RECORDS SUPPLIED

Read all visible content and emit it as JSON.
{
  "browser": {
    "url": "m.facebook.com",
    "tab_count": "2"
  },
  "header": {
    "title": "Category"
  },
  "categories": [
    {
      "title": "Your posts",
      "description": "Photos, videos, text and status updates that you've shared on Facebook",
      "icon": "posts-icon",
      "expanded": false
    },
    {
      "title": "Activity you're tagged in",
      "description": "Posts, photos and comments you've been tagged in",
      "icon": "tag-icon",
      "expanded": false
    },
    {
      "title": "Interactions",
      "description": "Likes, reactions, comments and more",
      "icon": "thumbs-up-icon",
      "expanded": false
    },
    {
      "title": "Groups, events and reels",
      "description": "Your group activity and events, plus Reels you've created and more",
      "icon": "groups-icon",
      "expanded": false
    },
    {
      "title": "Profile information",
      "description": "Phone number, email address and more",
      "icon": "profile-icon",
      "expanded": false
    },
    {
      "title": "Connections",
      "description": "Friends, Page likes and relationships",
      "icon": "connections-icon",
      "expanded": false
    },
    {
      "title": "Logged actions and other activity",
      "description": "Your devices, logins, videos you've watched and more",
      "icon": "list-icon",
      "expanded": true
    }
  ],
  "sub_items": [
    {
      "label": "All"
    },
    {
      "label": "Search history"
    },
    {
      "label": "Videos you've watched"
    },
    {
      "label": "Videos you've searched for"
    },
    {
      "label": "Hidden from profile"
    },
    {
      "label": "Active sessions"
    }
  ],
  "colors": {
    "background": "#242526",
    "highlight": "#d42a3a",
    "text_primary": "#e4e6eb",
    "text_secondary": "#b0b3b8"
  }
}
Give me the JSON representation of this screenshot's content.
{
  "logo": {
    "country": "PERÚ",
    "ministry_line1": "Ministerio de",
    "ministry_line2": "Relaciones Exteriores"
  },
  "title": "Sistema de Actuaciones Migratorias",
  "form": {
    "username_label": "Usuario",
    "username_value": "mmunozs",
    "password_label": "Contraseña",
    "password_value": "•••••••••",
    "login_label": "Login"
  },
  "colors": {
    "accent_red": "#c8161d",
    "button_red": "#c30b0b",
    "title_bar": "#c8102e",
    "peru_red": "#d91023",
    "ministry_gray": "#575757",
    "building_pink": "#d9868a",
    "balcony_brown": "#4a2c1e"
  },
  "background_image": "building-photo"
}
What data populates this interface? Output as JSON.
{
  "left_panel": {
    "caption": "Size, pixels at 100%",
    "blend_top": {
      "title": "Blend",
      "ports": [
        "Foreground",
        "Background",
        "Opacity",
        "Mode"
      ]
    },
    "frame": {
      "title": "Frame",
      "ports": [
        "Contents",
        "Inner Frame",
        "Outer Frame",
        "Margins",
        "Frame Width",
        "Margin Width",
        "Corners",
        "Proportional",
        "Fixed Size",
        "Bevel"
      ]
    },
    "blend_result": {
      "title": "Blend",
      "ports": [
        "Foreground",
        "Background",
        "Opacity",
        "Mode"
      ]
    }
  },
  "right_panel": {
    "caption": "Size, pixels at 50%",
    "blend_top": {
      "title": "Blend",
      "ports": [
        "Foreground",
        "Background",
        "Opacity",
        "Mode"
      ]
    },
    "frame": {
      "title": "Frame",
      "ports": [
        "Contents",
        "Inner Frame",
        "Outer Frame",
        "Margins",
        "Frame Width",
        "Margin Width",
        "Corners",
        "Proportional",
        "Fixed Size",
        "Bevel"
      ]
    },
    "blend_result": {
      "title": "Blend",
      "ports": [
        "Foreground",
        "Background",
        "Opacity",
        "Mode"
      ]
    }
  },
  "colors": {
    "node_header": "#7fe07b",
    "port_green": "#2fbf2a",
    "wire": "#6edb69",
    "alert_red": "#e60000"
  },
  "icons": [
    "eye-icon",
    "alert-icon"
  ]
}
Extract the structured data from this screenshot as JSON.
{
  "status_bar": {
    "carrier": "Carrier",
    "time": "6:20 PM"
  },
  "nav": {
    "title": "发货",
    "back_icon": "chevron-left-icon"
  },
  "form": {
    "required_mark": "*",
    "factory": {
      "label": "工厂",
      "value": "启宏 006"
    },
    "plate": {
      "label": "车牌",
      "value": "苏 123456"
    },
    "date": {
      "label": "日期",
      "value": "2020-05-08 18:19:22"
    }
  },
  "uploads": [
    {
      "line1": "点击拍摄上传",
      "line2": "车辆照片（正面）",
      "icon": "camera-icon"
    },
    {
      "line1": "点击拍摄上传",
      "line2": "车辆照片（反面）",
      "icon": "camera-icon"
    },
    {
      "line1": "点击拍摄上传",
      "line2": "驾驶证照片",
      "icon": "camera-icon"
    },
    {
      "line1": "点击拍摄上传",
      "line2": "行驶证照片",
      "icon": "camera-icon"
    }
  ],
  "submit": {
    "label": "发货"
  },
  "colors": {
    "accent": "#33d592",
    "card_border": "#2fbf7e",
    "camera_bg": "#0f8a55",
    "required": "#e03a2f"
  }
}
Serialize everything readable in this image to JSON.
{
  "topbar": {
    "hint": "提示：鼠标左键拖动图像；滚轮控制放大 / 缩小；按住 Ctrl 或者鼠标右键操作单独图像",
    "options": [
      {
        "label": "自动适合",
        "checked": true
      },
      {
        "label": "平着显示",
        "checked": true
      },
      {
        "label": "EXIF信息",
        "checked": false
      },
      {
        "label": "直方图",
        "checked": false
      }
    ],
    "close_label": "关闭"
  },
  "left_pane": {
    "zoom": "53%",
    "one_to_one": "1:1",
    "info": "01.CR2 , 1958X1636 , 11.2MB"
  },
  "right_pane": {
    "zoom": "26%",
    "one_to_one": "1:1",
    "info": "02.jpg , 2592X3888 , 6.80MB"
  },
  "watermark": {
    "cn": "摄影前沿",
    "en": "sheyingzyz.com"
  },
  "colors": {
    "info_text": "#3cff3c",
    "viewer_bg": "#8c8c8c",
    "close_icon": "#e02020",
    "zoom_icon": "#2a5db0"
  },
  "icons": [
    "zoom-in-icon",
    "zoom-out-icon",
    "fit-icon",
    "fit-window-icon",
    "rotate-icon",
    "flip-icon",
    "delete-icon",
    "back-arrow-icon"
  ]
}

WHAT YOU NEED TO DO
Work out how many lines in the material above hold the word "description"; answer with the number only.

WRITTEN SOLUTION
7